Montana winter wheat growers broadcast surface apply urea to their crops in late fall, or early spring to supply the crops with needed nitrogen. Urea is known to be susceptible to ammonia (NH3) volatilization losses, no studies have specifically targeted the measurement of these losses from cold soils ( 10°C). This study is being conducted to quantify NH3 emissions from surface applied urea to no till winter wheat; and to evaluate the efficacy of NBPT (N-(nbutyl) thiophosphoric triamide) to mitigate potential ammonia volatilization losses made during colder weather periods.


16 Apr 2014

2013 Annual Interpretive Summary

Urea fertilizer hydrolyzes to release volatile ammonia gas when broadcast on the soil surface under certain moisture and temperature conditions. It had been generally accepted that such losses are accelerated under conditions of a moist soil surface under warmer temperatures in spring and summer, and when additional precipitation (e.g. 0.5 to 1 in. of rain) was not received within a number of days following application. Under Montana weather conditions, significant ammonia losses from urea fertilizer were not expected in late fall, winter, or early spring if soil and air temperatures were 50 °F (10 °C) or lower, and snow cover was minimal (less than 2 in.). This research initiative was designed to measure and compare volatile ammonia losses from surface-applied urea fertilizer and from urea treated with a urease inhibitor under cool late fall, winter and or early spring temperatures.

A micrometeorlogical technique was used that made actual measurements from circular areas 130 ft. in diameter (approx. 40 m) where urea was broadcast without incorporation. This research has generated valuable information showing that there are potential volatile losses of ammonia after late fall, winter, or early spring broadcast applications. Conditions for cold weather loss are similar to conditions for warm weather losses. There is an interaction between surface soil moisture and the length of time to when enough precipitation to dissolve the urea granules and move it into the topsoil is received. Moisture received after urea application is more important than soil temperature. However, if the soil surface remains dry until sufficient rainfall is received, volatile losses are minimal.

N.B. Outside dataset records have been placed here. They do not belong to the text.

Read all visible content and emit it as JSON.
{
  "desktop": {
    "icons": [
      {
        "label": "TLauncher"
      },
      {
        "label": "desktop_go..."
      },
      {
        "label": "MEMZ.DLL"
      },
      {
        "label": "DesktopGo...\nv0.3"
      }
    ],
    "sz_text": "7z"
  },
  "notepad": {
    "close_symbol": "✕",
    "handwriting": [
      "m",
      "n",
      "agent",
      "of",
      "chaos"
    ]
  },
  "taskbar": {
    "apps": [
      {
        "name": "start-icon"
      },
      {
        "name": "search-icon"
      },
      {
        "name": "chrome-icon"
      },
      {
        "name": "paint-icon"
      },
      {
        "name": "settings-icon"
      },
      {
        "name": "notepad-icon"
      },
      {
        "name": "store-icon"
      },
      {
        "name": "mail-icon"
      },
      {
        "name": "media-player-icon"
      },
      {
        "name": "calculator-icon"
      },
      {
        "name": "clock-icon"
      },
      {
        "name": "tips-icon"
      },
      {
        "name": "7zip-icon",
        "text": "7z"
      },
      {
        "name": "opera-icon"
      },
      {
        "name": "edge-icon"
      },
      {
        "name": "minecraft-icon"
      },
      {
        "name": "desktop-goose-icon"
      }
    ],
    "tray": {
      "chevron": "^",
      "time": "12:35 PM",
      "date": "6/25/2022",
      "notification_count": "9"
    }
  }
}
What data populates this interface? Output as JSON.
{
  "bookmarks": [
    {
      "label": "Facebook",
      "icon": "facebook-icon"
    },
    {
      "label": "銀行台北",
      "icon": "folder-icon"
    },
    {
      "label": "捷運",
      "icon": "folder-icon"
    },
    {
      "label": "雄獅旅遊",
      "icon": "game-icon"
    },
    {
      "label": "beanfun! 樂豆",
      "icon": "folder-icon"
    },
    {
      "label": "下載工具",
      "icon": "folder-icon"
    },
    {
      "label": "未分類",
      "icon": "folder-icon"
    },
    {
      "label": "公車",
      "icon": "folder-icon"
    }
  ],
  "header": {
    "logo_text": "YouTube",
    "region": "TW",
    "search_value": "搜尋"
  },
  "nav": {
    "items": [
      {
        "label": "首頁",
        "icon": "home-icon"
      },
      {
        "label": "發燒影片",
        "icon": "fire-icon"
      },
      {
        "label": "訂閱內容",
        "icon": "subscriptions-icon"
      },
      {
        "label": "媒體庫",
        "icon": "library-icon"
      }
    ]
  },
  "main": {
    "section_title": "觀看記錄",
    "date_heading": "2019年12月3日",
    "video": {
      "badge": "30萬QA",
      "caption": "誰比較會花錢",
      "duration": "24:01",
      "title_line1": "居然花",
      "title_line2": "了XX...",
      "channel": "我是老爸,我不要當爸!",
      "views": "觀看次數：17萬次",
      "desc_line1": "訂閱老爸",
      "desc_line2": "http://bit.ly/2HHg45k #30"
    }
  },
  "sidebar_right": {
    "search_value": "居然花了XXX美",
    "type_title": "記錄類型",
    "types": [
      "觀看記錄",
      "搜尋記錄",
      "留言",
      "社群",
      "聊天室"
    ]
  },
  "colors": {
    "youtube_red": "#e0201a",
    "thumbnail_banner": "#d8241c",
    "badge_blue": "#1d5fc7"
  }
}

In recent studies, ammonia losses have been measured from 10 to 20%, of the urea N applied, occurring over a few-week period. To determine the crop uptake of applied urea-N, 15N-enriched urea fertilizer, with and without NBPT, was applied to microplots, in close proximity to the micro-meteorological measurement sites. The increase in fertilizer N uptake for urea treated with NBPT compared to untreated urea uptake was approximately 10% for late-fall and winter applications in both years. This research is planned to continue for one additional year.